River Park Terrace River Road River Street Riverina Road Riverside Drive Robandy Road
Robinswood Way Rock O Dundee Road Rockridge Road Rocky Hill Road Rogers Brook E Rogers Brook W
Rolling Ridge Road Rose Glen Drive Roulston Circle Ruggiero Way Russett Lane Rutgers Road
S Main Street S Orchard Street Sagamore Drive Salem Street Samos Lane Sandalwood Lane
Sandybrook Circle Sargent Street Sawyers Lane Sawyer’s Lane School Street Scotland Drive
Seminole Circle Seneca Circle Sequoia Lane Serenity Lane Seten Circle Sevilla Road
Shadow Lane Shandel Circle Shattuck Road Shaw Drive Shawnee Circle Shawsheen Road
Sheffield Circle Shepley Street Sherbourne Street Sheridan Road Sherry Drive Shipman Road
Shirley Road Sioux Circle Skopelos Circle Sleepy Hollow Lane Smithshire Ests Snowberry Road
Somerset Drive South Street Southridge Circle Sparta Way Spencer Court Spring Grove Road
Spring Valley Drive Spruce Circle St Augustine’s Drive Stafford Lane Standish Circle Starr Avenue E
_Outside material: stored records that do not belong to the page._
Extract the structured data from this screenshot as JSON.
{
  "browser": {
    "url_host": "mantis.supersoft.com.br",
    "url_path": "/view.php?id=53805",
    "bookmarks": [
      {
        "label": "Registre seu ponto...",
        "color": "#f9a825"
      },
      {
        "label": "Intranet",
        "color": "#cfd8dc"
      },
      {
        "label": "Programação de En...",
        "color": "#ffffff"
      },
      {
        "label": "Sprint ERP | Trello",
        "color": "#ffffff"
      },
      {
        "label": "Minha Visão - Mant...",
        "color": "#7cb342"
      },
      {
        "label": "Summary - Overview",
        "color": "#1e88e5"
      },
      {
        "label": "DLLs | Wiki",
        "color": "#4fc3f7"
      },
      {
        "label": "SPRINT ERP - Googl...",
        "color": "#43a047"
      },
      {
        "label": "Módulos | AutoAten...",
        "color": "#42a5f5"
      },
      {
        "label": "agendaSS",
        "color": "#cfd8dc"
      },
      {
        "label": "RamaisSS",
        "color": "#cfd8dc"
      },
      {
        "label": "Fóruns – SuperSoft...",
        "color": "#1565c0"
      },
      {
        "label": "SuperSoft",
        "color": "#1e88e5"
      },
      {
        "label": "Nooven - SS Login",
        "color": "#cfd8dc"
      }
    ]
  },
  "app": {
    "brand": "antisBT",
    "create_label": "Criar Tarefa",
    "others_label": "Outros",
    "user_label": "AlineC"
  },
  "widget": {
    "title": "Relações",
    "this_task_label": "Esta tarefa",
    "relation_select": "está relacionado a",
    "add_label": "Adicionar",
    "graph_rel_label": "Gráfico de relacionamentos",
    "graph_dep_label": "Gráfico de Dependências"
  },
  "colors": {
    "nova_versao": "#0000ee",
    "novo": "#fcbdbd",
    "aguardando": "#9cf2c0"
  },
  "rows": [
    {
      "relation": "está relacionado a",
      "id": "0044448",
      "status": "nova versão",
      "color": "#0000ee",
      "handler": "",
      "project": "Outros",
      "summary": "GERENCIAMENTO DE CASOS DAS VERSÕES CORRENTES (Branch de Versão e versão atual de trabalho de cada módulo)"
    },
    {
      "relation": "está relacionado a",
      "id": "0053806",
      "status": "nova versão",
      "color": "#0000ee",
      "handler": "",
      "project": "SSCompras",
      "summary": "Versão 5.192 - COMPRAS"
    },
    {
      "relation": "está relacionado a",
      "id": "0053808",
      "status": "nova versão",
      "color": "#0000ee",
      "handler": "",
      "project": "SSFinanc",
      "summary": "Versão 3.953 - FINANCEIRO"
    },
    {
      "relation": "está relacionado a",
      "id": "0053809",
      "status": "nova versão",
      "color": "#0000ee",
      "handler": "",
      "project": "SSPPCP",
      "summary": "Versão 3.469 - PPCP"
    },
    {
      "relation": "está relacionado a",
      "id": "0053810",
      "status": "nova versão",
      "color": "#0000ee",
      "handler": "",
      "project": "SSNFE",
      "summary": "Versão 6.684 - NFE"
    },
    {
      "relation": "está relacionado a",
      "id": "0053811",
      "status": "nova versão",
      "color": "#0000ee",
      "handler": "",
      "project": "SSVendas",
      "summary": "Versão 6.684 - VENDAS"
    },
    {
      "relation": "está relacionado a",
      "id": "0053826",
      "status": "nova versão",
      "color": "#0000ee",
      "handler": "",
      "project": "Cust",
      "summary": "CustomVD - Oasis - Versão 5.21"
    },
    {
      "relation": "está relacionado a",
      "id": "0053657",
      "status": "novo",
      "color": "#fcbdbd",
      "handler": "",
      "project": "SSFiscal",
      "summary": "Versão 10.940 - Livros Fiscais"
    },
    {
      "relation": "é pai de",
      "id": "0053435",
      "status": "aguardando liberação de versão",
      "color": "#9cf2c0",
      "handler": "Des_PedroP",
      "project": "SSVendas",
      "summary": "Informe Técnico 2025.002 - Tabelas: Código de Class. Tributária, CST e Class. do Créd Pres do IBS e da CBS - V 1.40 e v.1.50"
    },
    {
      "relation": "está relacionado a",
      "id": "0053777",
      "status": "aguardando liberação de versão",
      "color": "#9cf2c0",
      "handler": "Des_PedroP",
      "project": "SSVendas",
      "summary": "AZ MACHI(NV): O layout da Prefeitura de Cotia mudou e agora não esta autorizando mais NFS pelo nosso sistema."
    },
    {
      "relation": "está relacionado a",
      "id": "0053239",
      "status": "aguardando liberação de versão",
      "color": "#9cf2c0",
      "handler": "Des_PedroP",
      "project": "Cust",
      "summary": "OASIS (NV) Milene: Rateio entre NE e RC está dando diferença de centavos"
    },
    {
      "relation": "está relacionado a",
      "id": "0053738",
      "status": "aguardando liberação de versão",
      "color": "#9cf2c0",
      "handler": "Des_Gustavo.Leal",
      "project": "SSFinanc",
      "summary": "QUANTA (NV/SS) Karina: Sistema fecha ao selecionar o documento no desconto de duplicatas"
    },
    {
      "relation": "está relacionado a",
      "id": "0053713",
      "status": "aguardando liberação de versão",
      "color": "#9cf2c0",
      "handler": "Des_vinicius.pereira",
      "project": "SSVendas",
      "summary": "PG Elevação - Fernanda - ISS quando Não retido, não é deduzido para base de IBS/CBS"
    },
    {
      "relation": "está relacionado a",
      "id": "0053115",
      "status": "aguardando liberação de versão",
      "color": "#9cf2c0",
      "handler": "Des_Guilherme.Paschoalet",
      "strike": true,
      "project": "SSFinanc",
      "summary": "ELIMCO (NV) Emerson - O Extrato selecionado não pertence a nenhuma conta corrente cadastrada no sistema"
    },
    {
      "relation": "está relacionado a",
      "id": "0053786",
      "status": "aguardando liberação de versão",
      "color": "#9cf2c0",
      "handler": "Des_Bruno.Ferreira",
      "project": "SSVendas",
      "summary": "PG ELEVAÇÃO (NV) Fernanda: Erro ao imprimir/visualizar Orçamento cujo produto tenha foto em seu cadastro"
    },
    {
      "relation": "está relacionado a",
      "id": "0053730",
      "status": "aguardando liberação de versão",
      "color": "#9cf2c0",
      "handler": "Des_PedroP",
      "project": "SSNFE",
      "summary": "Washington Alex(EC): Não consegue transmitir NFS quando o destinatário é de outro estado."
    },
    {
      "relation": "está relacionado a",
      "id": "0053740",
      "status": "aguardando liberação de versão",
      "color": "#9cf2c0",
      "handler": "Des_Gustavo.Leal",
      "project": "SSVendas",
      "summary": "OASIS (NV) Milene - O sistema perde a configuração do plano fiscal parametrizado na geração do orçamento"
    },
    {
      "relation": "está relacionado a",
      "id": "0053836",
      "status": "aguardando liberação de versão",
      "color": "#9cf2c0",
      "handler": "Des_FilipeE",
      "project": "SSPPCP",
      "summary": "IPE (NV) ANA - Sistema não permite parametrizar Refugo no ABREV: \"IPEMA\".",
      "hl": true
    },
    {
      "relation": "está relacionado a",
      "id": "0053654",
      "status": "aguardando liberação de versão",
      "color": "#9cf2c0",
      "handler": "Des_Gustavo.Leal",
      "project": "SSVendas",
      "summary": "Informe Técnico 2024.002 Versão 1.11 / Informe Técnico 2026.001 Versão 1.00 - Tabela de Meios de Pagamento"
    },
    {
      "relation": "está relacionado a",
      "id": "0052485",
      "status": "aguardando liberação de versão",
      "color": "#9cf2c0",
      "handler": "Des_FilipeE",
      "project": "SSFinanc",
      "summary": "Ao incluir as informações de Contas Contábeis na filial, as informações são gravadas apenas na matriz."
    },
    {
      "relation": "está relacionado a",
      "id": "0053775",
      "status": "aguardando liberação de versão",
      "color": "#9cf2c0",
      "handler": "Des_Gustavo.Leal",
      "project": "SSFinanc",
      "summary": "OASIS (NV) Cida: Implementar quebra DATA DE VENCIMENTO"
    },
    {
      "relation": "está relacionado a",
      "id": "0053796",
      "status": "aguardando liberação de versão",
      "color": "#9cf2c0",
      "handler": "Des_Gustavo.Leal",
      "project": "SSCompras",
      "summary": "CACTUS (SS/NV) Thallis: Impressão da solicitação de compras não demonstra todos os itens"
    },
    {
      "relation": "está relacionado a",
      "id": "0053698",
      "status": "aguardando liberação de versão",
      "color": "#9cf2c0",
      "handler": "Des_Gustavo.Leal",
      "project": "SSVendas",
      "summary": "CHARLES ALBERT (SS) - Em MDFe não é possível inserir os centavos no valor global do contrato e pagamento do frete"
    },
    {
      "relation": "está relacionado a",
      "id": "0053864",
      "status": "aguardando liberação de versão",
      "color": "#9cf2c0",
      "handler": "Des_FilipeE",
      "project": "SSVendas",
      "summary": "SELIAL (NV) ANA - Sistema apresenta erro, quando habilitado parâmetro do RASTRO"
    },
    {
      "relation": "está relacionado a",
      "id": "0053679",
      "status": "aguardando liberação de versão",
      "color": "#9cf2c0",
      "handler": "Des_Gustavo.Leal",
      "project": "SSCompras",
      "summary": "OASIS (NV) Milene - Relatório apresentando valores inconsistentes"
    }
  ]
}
Starr Avenue W Starwood Xing State Route 133 State Route 28 Steeple Court Steven Street
Stevens Circle Stevens Street Stinson Road Stirling Street Stone Post Road Stonehedge Road
Stoneybrook Circle Stouffer Circle Stowe Court Stratford Road Strawberry Hill Road Suffolk Circle
Sugarbush Lane Summer Street Suncrest Road Sunset Rock Road Surrey Lane Sutherland Street
Sutton Way Sweeney Court Sweetbriar Lane Talbot Road Tally Ho Lane Tamys Lane
Tanglewood Way Tanglewood Way N Tanglewood Way S Tantallon Road Teaberry Lane Tech Drive
Temple Place Tessier Drive Tewksbury Street Theodore Avenue Thresher Road Tiffany Lane
Tilton Lane Timothy Drive Tobey Lane Topping Road Torr Street Trevino Circle
Trombly Court Tucker Road Turner Circle Twinbrook Circle Union Street Upland Road
Vine Street Virginia Road W Hollow W Knoll Road W Parish Drive W Quad Road
Wabanaki Way Wagon Wheel Road Walker Avenue Walnut Avenue Walter Street Ward Hill Lane
Warwick Circle Washington Avenue Washington Park Drive Watson Avenue Waverly Drive Webster Street
Wedgewood Drive Wellington Circle Wescott Road Westminster Roadway Westwind Road Wethersfield Drive
Wheeler Street Whiffletree Circle Whispering Pines Drive White Oak Drive Whittier Court Whittier Street
Wild Rose Drive Wildwood Road Will O Willard Circle William Street Winchester Drive
Windemere Drive Windsor Street Winterberry Lane Wintergreen Circle Woburn Street Wolcott Avenue
Woodcliff Road Woodhaven Drive Woodhill Road Woodland Road Woodman Ridge Road Worthen Place
Wyncrest Circle Yale Road Yardley Road York Street Zambom Terrace